TASK TO COMPLETE:
Where the word "data" occurs in a line of the listing, please copy the line.

ENTRIES SUPPLIED:
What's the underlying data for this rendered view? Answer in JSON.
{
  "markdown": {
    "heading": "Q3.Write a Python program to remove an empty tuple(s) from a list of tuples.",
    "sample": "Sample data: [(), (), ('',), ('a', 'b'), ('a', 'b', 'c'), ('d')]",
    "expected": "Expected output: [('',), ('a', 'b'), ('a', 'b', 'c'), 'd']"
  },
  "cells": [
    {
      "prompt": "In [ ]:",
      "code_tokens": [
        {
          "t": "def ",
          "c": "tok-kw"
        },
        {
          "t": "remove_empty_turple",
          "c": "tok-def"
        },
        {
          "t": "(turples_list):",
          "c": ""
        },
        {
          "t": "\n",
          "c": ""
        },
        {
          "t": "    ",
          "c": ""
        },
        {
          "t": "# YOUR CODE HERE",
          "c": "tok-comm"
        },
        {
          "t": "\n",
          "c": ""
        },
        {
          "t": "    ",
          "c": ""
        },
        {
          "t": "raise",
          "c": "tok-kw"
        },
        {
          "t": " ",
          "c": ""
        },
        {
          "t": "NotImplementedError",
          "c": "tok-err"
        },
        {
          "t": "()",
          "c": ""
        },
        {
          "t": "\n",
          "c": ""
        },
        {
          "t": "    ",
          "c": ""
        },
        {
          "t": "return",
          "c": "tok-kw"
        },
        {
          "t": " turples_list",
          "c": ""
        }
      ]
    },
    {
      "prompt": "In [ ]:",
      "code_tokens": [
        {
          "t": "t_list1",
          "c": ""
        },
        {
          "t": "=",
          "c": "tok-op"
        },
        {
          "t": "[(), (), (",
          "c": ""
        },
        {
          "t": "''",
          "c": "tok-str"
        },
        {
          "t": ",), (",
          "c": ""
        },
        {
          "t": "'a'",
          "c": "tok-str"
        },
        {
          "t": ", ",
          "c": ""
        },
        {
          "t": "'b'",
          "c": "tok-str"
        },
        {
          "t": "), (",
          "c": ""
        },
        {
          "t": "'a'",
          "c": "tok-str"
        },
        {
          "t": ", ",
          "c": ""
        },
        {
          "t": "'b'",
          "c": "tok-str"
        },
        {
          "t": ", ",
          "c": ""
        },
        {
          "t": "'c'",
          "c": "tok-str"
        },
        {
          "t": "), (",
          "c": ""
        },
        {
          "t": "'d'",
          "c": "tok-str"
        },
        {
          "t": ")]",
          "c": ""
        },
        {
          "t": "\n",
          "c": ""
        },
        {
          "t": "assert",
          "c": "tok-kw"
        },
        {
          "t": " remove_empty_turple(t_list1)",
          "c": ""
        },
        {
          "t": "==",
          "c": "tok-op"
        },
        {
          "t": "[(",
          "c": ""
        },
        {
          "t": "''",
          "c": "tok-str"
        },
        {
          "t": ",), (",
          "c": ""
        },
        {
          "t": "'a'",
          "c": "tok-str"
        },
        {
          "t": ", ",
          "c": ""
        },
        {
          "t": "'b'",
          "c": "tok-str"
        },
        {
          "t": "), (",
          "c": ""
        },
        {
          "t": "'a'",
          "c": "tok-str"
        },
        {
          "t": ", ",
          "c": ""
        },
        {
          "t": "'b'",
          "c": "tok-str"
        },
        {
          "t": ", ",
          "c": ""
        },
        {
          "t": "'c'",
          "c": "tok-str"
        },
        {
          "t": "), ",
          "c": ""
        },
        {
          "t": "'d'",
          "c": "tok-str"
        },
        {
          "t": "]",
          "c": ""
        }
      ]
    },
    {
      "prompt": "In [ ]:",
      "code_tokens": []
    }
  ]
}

ANSWER BOX:
What's the underlying data for this rendered view? Answer in JSON.
    "sample": "Sample data: [(), (), ('',), ('a', 'b'), ('a', 'b', 'c'), ('d')]",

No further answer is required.